> _Recorded information_:

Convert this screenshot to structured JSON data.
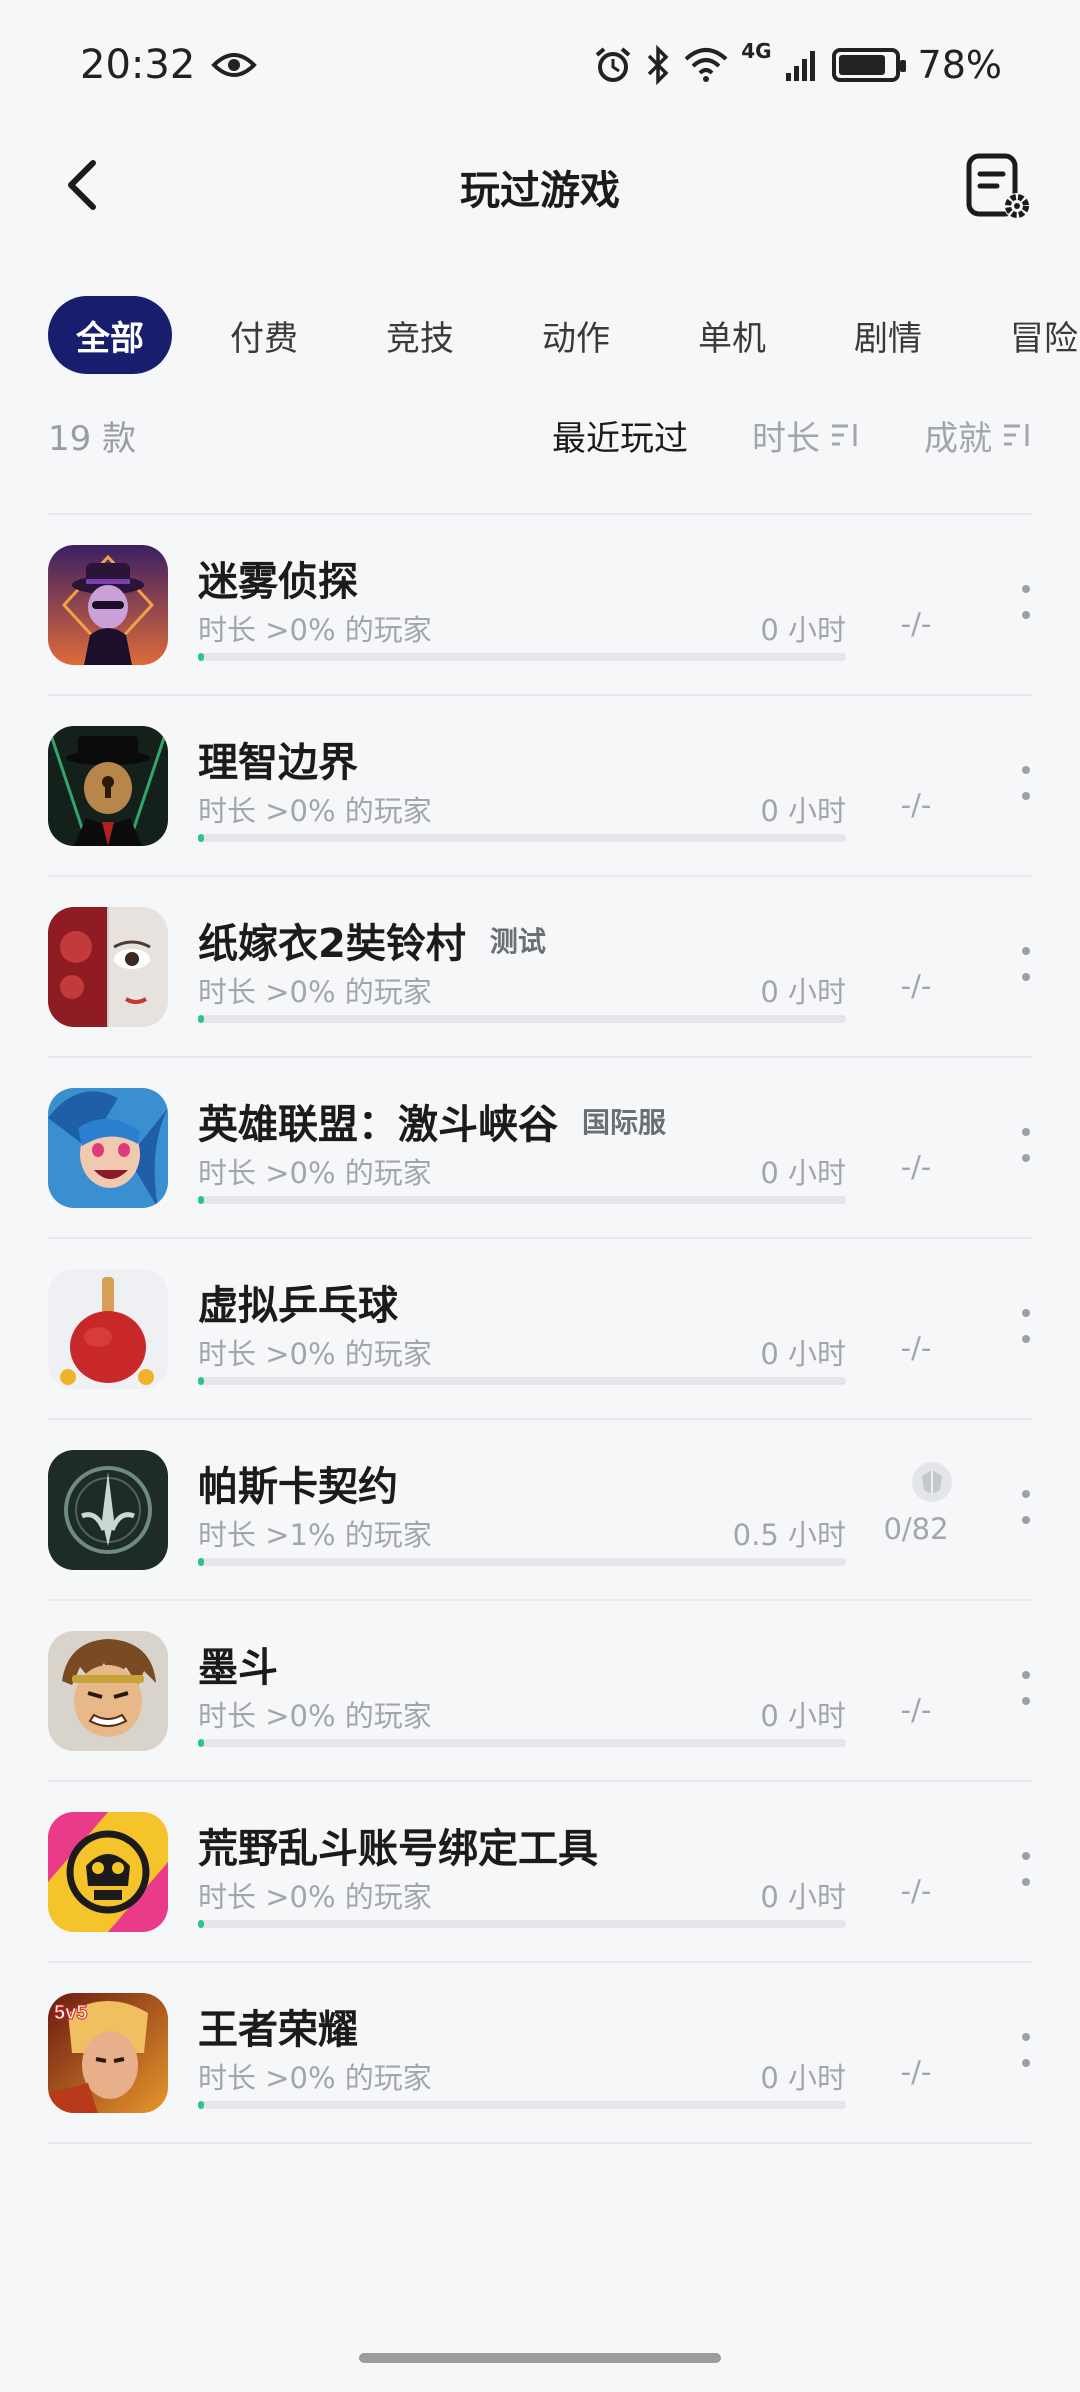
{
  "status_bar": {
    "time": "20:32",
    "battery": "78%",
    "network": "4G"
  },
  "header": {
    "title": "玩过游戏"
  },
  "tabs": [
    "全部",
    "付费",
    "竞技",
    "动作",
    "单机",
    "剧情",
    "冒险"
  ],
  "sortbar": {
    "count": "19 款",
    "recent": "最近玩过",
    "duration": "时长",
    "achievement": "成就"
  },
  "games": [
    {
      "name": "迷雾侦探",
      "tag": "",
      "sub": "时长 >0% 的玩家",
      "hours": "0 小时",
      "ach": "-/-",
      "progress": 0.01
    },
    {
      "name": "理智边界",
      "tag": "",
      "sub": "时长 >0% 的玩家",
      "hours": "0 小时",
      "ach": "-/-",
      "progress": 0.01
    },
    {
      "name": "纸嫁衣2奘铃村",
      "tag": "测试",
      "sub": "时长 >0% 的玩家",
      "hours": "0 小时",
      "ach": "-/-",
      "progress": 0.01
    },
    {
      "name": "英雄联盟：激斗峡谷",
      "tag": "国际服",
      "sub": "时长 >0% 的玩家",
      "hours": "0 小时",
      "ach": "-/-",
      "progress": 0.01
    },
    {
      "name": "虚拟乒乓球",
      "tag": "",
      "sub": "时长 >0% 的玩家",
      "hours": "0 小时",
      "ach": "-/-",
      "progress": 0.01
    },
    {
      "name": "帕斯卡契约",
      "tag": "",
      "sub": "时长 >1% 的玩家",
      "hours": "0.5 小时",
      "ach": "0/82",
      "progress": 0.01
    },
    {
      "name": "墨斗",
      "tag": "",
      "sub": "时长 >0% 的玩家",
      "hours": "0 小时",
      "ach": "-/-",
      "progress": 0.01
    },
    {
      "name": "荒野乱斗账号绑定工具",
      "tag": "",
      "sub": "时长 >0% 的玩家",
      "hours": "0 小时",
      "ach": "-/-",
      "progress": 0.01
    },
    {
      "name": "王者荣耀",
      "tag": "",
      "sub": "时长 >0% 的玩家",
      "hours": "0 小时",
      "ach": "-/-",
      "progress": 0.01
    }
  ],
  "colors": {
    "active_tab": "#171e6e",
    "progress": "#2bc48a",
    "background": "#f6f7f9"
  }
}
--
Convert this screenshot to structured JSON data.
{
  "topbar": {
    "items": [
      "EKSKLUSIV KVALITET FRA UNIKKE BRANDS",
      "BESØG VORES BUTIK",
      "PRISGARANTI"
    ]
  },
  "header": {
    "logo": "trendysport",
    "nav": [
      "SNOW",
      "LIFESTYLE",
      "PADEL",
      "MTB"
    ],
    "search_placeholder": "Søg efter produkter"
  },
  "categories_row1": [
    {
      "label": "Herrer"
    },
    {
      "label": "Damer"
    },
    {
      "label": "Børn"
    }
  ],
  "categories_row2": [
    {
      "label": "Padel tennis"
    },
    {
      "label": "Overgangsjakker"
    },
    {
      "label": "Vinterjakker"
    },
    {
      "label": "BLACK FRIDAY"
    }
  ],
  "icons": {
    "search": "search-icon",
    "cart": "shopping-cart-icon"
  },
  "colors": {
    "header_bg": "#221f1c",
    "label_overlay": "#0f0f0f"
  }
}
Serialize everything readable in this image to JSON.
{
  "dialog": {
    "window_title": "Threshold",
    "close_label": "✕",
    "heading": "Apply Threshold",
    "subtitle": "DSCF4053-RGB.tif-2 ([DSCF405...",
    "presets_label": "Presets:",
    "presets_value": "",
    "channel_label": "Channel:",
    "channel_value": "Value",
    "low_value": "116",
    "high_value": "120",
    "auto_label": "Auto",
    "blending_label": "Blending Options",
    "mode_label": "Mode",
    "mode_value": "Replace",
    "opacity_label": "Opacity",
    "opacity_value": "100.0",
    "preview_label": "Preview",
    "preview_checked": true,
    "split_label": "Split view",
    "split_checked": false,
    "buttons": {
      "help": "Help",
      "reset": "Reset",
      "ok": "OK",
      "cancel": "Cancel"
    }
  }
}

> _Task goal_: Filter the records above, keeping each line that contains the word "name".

> _Finished task_:
      "name": "迷雾侦探",
      "name": "理智边界",
      "name": "纸嫁衣2奘铃村",
      "name": "英雄联盟：激斗峡谷",
      "name": "虚拟乒乓球",
      "name": "帕斯卡契约",
      "name": "墨斗",
      "name": "荒野乱斗账号绑定工具",
      "name": "王者荣耀",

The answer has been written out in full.